Automobile brakes systems: Disc and Drum Brakes in Cars - Antilock Braking System - ABS  Disc and drum brakes create friction to slow the wheels of a motor vehicle. When a driver presses on the brake pedal of a vehicle, brake lines filled with fluid transmit the force to the brakes. In a disc brake, the fluid pushes the brake pads in the caliper against the rotor, slowing the wheel. In a drum brake, the fluid pushes small pistons in the brake cylinder against the hinged brake shoes. The shoes pivot outward and press against a drum attached to the wheel to slow the wheel.

 Brakes enable the driver to slow or stop the moving vehicle. The first automobile brakes were much like those on horse-drawn wagons. By pulling a lever, the driver pressed a block of wood, leather, or metal, known as the shoe, against the wheel rims. With sufficient pressure, friction between the wheel and the brake shoe caused the vehicle to slow down or stop. Another method was to use a lever to clamp a strap or brake shoes tightly around the driveshaft.

 A brake system with shoes that pressed against the inside of a drum fitted to the wheel, called drum brakes, appeared in 1903. Since the drum and wheel rotate together, friction applied by the shoes inside the drum slowed or stopped the wheel. Cotton and leather shoe coverings, or linings, were replaced by asbestos after 1908, greatly extending the life of the brake mechanism. Hydraulically assisted braking was introduced in the 1920s. Disk brakes, in which friction pads clamp down on both sides of a disk attached to the axle, were in use by the 1950s.

 An antilock braking system (ABS) uses a computer, sensors, and a hydraulic pump to stop the automobile’s forward motion without locking the wheels and putting the vehicle into a skid.

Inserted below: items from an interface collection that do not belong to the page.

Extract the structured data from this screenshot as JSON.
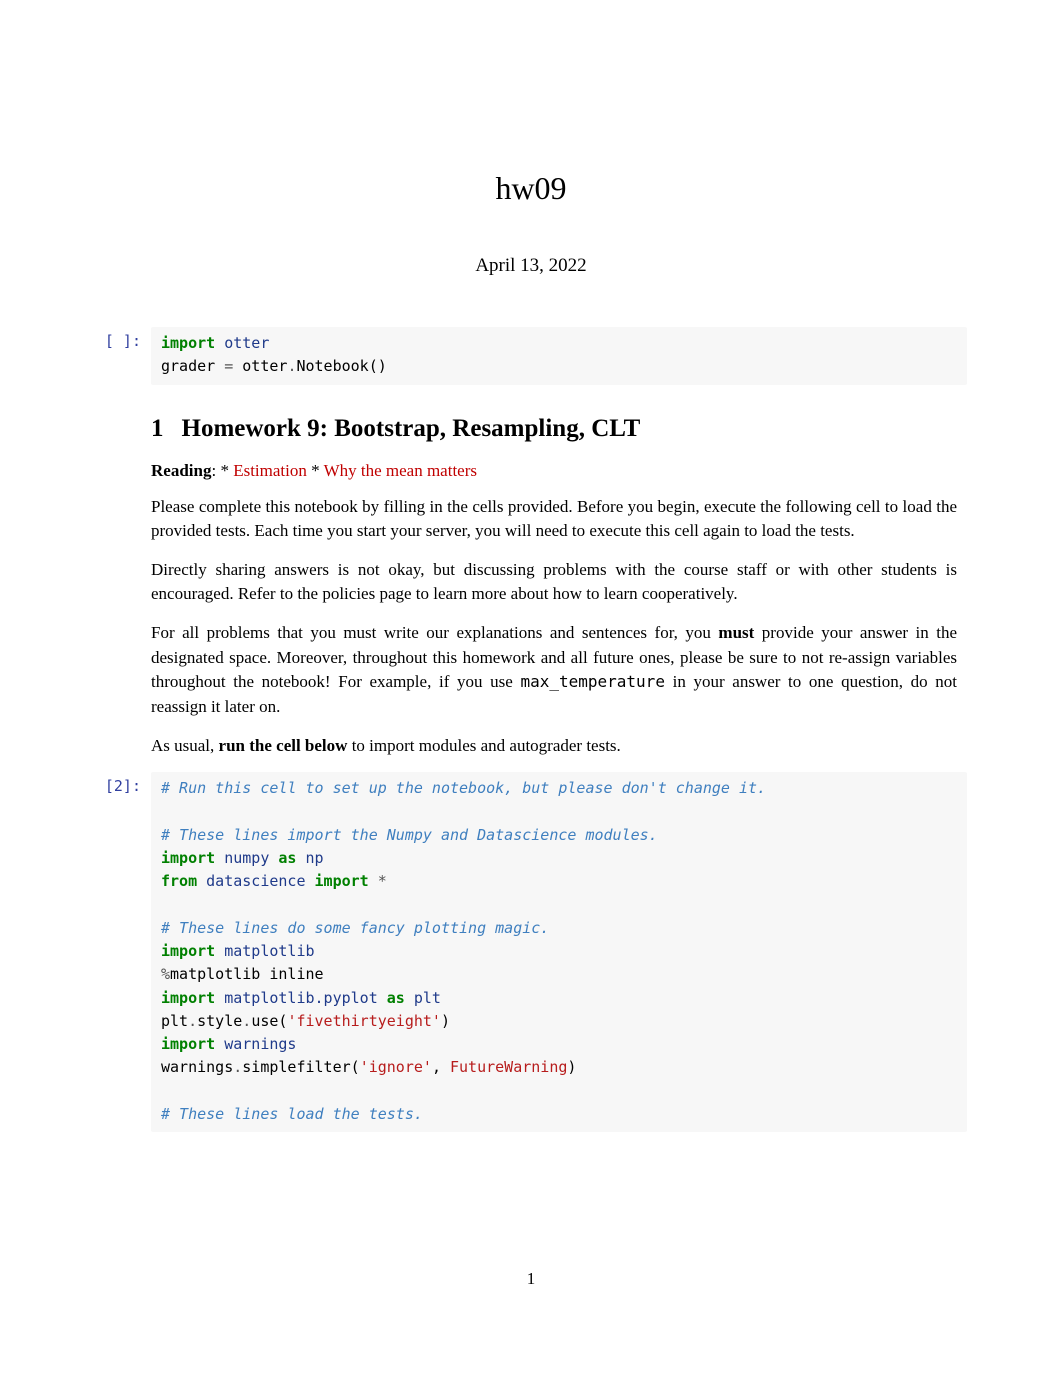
{
  "title": "hw09",
  "date": "April 13, 2022",
  "cells": {
    "c1": {
      "prompt": "[ ]:",
      "line1_kw": "import",
      "line1_mod": "otter",
      "line2_lhs": "grader ",
      "line2_op": "=",
      "line2_rhs1": " otter",
      "line2_dot": ".",
      "line2_call": "Notebook()"
    },
    "section": {
      "number": "1",
      "title": "Homework 9: Bootstrap, Resampling, CLT"
    },
    "reading": {
      "label": "Reading",
      "sep1": ": * ",
      "link1": "Estimation",
      "sep2": " * ",
      "link2": "Why the mean matters"
    },
    "p1a": "Please complete this notebook by filling in the cells provided. ",
    "p1b": "Before you begin, execute the following cell to load the provided tests. Each time you start your server, you will need to execute this cell again to load the tests.",
    "p2": "Directly sharing answers is not okay, but discussing problems with the course staff or with other students is encouraged. Refer to the policies page to learn more about how to learn cooperatively.",
    "p3a": "For all problems that you must write our explanations and sentences for, you ",
    "p3_must": "must",
    "p3b": " provide your answer in the designated space. Moreover, throughout this homework and all future ones, please be sure to not re-assign variables throughout the notebook! For example, if you use ",
    "p3_code": "max_temperature",
    "p3c": " in your answer to one question, do not reassign it later on.",
    "p4a": "As usual, ",
    "p4_bold": "run the cell below",
    "p4b": " to import modules and autograder tests.",
    "c2": {
      "prompt": "[2]:",
      "l01": "# Run this cell to set up the notebook, but please don't change it.",
      "l03": "# These lines import the Numpy and Datascience modules.",
      "l04_kw1": "import",
      "l04_mod": "numpy",
      "l04_as": "as",
      "l04_alias": "np",
      "l05_from": "from",
      "l05_mod": "datascience",
      "l05_import": "import",
      "l05_star": "*",
      "l07": "# These lines do some fancy plotting magic.",
      "l08_kw": "import",
      "l08_mod": "matplotlib",
      "l09_pct": "%",
      "l09_magic": "matplotlib",
      "l09_arg": " inline",
      "l10_kw": "import",
      "l10_mod": "matplotlib.pyplot",
      "l10_as": "as",
      "l10_alias": "plt",
      "l11_a": "plt",
      "l11_dot1": ".",
      "l11_b": "style",
      "l11_dot2": ".",
      "l11_c": "use(",
      "l11_str": "'fivethirtyeight'",
      "l11_d": ")",
      "l12_kw": "import",
      "l12_mod": "warnings",
      "l13_a": "warnings",
      "l13_dot": ".",
      "l13_b": "simplefilter(",
      "l13_str": "'ignore'",
      "l13_c": ", ",
      "l13_cls": "FutureWarning",
      "l13_d": ")",
      "l15": "# These lines load the tests."
    }
  },
  "page_number": "1"
}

Introduced in the 1980s, ABS helps the driver maintain better control over the car during emergency stops and while braking on slippery surfaces.

 Automobiles are also equipped with a hand-operated brake used for emergencies and to securely park the car, especially on uneven terrain. Pulling on a lever or pushing down on a foot pedal sets the brake. ©2017.